Sunday, 11 March 2012
Megaliths at Avebury
The word ‘sarsen’ may be derived from old English, 'sarstan' meaning ‘troublesome stone’. Sarsens were certainly regarded troublesome by the Saxons who believed them possessed by malevolent spirits, so much so they built what is now (greatly modified by the Normans) St. James church just outside the stone circle in the hope that divine intervention would keep any evil at bay. 14th century Christians went one step further and toppled these giants into deep pits then buried them in the hope that so doing would eradicate paganism.
The alleged 'magical energy' purported to emanate from within the sarsens at Avebury and Stonehenge is debatable, but there are many dowsers and some who choose to follow earth religions who firmly believe such energy exists. It is unlikely however, that the late neolithic ‘stone builders’ at Avebury would have regarded the sarsens in quite the same way. It is more likely they would have seen them as fortuitously convenient building material for their monument. Foremost in their minds would surely have been the huge logistical challenge and manpower required to transport, erect and aligning the stones in preparation for the important ceremonies and seasonal celebrations to follow its construction.
There is certainly nothing magical, geologically speaking that is, as to how these giant boulders came about. Sarsen stone is an immensely hard silicified quartzite sandstone formed around 23 million years ago. It was during the last glacial ice age, which ended around 12,500 years ago, that water erosion and shifting, freezing and thawing glacial ice flows exposed, eroded and broke up this crust of sarsens into millions of lose boulders which were left scattered across the Wessex landscape. Many can still be seen lying at Piggledene and Lockeridge just off the A4 between Beckhampton and Marlborough.
For the stone builders, sarsen stone would have been notoriously difficult to fashion due to its resistance to abrasion. This may account for the sarsens at Avebury not having been ‘worked’ but instead selected for their shape. Tall thin stones are thought by some to be symbolic of the male gender whilst short diamond shaped stones symbolic of the female gender. This arrangement can be seen at the West Kennet Avenue where male and female stones stand opposite one another along its course, further endorsement that the monument may have been built to celebrate fertility and growth.
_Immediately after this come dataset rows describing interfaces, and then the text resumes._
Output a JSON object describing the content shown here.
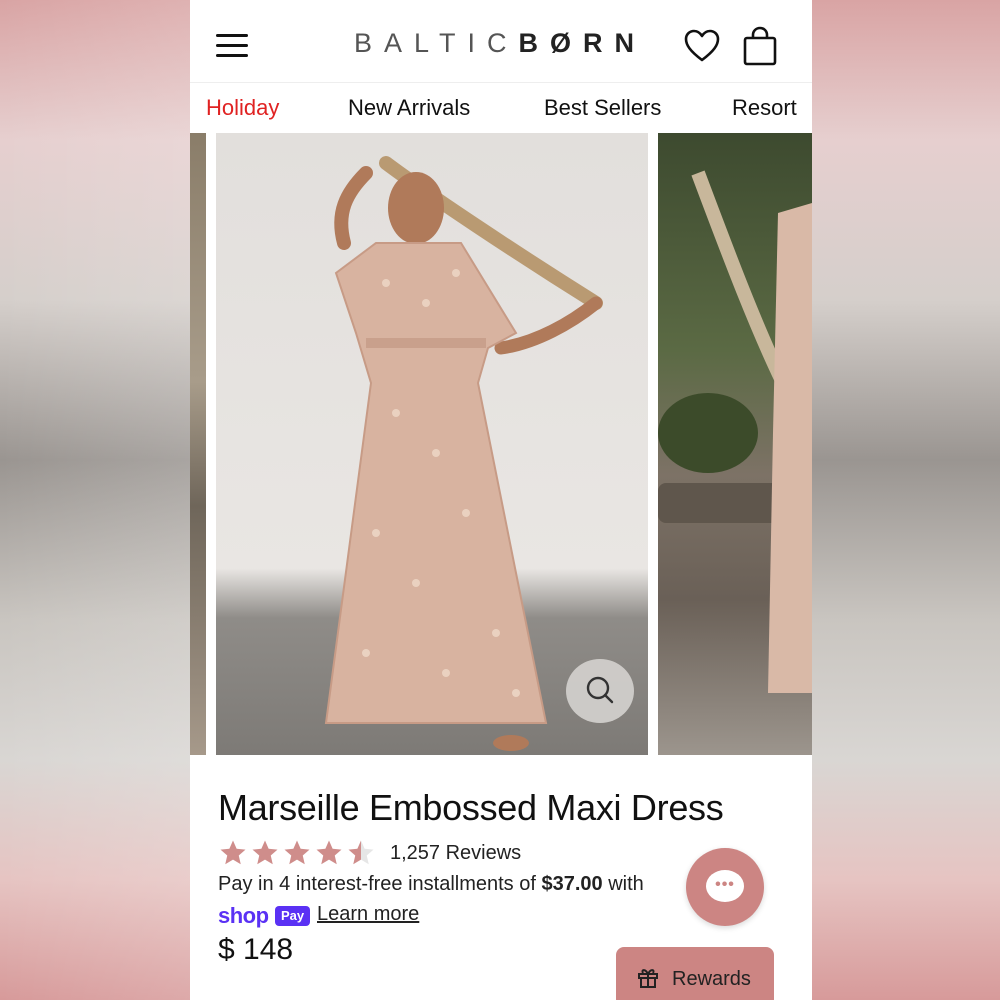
{
  "header": {
    "logo_left": "BALTIC",
    "logo_right": "BØRN"
  },
  "nav": {
    "items": [
      {
        "label": "Holiday",
        "color": "#e02222"
      },
      {
        "label": "New Arrivals"
      },
      {
        "label": "Best Sellers"
      },
      {
        "label": "Resort"
      }
    ]
  },
  "product": {
    "title": "Marseille Embossed Maxi Dress",
    "rating": 4.5,
    "reviews": "1,257 Reviews",
    "installments_prefix": "Pay in 4 interest-free installments of ",
    "installments_amount": "$37.00",
    "installments_suffix": " with",
    "shoppay_word": "shop",
    "shoppay_pill": "Pay",
    "learn_more": "Learn more",
    "price": "$ 148"
  },
  "rewards": {
    "label": "Rewards"
  },
  "colors": {
    "accent": "#cc8583",
    "holiday": "#e02222",
    "shoppay": "#5a31f4",
    "star": "#cf8d8b"
  },
  "icons": [
    "menu-icon",
    "heart-icon",
    "bag-icon",
    "search-icon",
    "chat-icon",
    "gift-icon",
    "star-icon"
  ]
}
It was the abundance of sarsens in the Wessex landscape, particular in Wiltshire, that proved decisive at a time when the stone builders were considering where to construct the monuments which now stand at Avebury and Stonehenge. There is an old local saying from the turn of the 19th century which claimed it possible to ‘walk from Avebury to Lockeridge without ever touching the ground as there were so many sarsen stones to step on‘.